Her father went into the military. Her mother and aunt tried to raise her, but her mother soon gave her up to the foster system.
When she was 21 months old, a Mennonite couple in Kentucky, Elam and Ella Mae Weaver, made her a part of their family. That time, she found a home. Her new parents changed her name to Autumn Joy Weaver and raised her in their faith.
Even as she built friendships with some classmates at her Mennonite school in Kentucky, others lobbed racial comments.
"They called me a (racial epithet) a lot, and I didn't know what that meant," she said.
Ella Mae Weaver, new to racial prejudice, and, Autumn guessed, not wanting to provoke a confrontation, told her daughter: "When they say '(racial epithet)' to you, what they really mean is 'Negro,'" and there's nothing wrong with being a Negro.
Autumn still felt the sting.
When she turned 15, she wanted to find her birth family.
"Surely, with my other family it was going to be better."
She walked to town but quickly returned home, accomplishing little more than scaring everyone. But from then on, her adoptive mother "started really talking about what was inside me, how I felt, and why."
When Autumn was 19, she had a revelation during a church mission to Ghana.
After she testified about her faith, some Ghanaians protested. Everyone knows God is for white people, they said. As she explained her beliefs, she understood she was to be a teacher of faith to blacks who felt disconnected.
During another trip to Ghana, Autumn met her future husband, Justin, 38. Though his parents supported his marrying an African American woman, others expressed concern.
"People didn't say it would be bad, but they wanted him to be aware that she could birth a browner baby," Autumn said. "He was like, 'And?'"
As a married couple, they moved to Maryland, had one child, and then moved to Pennsylvania, where their other biological children were born.
Autumn sometimes sees her childhood in her foster sons — Malachi, 8, and Mikal, 3. She thanks God for the Weavers but is glad she is more aware of racial issues.
Autumn teaches them at home, which she and her husband do to save money and because their congregation does not have a school.
Malachi sat on the short ledge bordering a public playground one day after classes and said he didn't really remember his mother, who is from New Jersey.
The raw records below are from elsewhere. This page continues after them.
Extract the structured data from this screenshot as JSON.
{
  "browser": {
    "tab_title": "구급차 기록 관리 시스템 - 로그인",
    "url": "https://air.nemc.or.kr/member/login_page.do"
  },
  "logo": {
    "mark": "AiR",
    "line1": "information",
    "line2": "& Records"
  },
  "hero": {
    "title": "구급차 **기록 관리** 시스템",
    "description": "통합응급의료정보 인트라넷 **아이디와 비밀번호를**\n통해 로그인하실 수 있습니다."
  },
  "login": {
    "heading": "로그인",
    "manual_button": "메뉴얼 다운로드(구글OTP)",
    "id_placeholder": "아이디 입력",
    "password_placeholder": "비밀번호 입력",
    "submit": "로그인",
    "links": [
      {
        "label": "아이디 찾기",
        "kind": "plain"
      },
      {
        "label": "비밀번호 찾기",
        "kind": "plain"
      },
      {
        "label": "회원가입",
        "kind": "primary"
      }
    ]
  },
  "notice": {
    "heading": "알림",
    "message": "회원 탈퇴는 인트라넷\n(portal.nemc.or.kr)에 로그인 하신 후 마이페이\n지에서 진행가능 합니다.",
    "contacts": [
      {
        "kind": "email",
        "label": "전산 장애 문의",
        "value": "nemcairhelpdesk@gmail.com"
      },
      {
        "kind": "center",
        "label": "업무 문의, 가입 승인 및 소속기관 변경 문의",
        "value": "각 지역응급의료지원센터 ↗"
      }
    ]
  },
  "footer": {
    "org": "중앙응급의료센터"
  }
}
When he was about 2, Autumn took him to visit her in the Riverside Correctional Facility. For his third birthday, his mother, still at Riverside, sent him a card and a toy milk truck. When he was 4, he and Autumn visited his biological grandmother, aunts, uncles and cousins in New Jersey over the July 4 holiday.
His biological half-sister lives with a Mennonite family about a 40-minute drive away, so he sees her a few times a year when the two families get together.
Autumn still takes Mikal to Philadelphia for monthly visits with his birth mother.
Malachi wonders about his biological relatives. "I just want to see them again — they're really nice."
He doesn't think he feels different from the boys and girls around him, though some children from a Mennonite church the family doesn't attend have said mean things.
Malachi looked down toward the playground's shredded blue rubber surface and lowered his voice. "They say, 'You have ugly black skin.'" Malachi shrugged when asked his reply. "They just don't play with me."
Said Autumn, standing nearby, "I always hoped my own kids wouldn't face things like that. But I told myself, 'They will.'"
She has warned her children that people might say unkind things about their skin color, that the words will sting, that the they should tell Autumn and Justin how they feel when it happens.
The parents also advise them to walk away from those situations or calmly ask the other person, "What is it about me that you just can't accept? You know color is only skin deep."
As she talked, Autumn seemed to feel pangs from her past.
"In God's eyes, we're all the same. There is no race," she said. "Of course, when you look around, there are all kinds of colors. In the real world, there is a difference. It's not always easy when the difference is you."
Information from: The Philadelphia Inquirer, http://www.philly.com